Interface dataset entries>
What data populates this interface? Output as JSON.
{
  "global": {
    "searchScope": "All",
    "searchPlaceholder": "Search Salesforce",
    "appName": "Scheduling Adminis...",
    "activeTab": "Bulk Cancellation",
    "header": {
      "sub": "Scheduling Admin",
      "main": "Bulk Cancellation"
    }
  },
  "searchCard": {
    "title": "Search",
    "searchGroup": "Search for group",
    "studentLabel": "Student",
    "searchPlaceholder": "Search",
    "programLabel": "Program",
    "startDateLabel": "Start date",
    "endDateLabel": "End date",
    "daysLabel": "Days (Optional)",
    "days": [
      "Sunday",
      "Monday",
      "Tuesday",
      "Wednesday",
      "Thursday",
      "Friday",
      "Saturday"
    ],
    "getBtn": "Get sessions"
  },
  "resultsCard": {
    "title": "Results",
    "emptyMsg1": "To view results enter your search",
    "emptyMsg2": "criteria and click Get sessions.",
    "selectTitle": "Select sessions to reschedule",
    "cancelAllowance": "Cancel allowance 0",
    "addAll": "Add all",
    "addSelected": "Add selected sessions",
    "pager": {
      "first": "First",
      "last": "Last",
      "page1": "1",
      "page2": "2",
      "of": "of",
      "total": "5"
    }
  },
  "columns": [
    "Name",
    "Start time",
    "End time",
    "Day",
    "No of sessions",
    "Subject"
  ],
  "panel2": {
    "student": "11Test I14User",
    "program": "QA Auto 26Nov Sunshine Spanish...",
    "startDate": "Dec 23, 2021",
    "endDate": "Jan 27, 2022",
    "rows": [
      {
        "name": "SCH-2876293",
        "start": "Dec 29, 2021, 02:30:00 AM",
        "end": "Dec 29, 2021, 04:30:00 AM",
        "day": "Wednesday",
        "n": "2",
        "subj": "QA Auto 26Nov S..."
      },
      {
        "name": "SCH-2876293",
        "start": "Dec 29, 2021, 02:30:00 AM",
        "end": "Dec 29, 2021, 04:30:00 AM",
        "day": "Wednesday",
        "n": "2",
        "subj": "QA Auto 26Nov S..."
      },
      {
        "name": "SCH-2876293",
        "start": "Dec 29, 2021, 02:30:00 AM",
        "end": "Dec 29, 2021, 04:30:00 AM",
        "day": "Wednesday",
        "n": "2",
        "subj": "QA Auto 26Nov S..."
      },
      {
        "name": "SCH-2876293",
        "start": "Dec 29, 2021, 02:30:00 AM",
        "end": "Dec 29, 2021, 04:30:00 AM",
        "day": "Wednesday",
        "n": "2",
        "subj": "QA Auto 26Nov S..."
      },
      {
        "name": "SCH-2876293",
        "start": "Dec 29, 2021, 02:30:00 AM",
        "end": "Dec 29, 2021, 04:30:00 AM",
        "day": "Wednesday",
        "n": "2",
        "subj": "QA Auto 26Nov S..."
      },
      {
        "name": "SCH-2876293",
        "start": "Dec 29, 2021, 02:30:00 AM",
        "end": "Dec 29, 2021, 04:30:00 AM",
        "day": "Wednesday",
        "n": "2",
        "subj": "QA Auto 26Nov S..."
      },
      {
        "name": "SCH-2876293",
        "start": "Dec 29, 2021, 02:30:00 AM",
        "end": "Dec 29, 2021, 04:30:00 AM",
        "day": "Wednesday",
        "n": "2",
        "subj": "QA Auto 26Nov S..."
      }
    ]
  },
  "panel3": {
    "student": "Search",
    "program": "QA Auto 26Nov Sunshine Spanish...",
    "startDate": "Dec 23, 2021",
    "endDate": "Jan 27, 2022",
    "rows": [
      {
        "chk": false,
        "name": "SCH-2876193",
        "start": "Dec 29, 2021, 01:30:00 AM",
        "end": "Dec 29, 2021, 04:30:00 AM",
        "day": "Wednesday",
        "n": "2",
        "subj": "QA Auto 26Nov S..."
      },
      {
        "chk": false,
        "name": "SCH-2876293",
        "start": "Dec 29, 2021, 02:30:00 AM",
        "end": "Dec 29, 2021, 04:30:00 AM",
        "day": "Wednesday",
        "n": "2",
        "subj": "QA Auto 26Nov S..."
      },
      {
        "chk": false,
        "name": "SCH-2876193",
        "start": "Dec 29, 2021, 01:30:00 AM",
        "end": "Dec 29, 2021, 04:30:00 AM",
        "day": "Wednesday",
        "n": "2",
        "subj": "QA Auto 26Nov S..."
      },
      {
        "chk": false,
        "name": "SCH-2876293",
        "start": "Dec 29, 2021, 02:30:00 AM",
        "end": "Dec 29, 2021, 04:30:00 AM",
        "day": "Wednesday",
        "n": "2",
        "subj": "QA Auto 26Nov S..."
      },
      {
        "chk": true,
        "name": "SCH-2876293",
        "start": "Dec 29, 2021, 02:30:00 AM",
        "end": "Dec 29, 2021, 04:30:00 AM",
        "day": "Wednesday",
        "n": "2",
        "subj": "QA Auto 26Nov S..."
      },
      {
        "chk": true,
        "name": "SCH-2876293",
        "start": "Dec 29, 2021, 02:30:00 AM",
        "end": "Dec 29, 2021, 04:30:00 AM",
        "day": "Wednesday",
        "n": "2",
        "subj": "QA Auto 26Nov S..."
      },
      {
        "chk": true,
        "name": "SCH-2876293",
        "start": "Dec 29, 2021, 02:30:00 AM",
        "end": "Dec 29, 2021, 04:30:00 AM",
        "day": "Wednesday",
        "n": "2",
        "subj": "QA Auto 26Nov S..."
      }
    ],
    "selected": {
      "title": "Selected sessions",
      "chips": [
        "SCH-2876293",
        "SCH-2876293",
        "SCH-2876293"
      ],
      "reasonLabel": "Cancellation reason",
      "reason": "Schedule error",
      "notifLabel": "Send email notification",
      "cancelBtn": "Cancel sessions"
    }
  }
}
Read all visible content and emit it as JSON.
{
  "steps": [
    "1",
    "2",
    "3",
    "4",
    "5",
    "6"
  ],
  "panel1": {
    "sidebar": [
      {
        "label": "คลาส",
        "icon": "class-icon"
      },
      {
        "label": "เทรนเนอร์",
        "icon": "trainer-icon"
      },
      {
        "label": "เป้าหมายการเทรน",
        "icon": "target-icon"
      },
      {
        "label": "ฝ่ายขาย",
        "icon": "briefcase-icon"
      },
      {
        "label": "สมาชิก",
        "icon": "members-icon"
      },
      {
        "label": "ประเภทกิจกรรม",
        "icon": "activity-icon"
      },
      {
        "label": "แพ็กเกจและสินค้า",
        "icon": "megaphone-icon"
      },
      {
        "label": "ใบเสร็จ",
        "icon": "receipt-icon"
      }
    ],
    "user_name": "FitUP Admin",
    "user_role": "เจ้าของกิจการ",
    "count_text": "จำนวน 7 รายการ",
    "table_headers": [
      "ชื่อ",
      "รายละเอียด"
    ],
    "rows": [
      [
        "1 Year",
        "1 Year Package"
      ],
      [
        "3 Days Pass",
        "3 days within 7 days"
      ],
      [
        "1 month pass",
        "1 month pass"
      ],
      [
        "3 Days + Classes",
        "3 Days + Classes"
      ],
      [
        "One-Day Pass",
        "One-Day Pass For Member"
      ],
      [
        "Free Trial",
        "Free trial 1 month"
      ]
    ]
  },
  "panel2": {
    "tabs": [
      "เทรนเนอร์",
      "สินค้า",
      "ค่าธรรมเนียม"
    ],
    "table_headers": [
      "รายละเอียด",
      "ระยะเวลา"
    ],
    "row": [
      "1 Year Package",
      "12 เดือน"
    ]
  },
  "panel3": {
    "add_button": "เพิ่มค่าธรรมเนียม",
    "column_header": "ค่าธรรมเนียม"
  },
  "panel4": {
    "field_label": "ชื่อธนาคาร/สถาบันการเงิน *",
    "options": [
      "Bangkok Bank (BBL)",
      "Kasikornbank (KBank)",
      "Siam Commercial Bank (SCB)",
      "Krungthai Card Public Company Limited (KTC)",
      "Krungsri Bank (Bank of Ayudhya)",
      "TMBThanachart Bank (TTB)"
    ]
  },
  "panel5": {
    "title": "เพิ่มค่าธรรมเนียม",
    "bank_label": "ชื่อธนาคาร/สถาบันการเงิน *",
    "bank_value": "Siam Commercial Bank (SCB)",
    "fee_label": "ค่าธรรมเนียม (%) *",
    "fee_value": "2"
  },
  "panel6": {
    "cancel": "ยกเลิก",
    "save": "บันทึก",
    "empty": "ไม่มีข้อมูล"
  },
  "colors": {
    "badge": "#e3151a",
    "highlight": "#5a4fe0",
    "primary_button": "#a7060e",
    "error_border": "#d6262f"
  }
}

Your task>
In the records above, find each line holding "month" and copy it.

Exercise output>
        "1 month pass",
        "1 month pass"
        "Free trial 1 month"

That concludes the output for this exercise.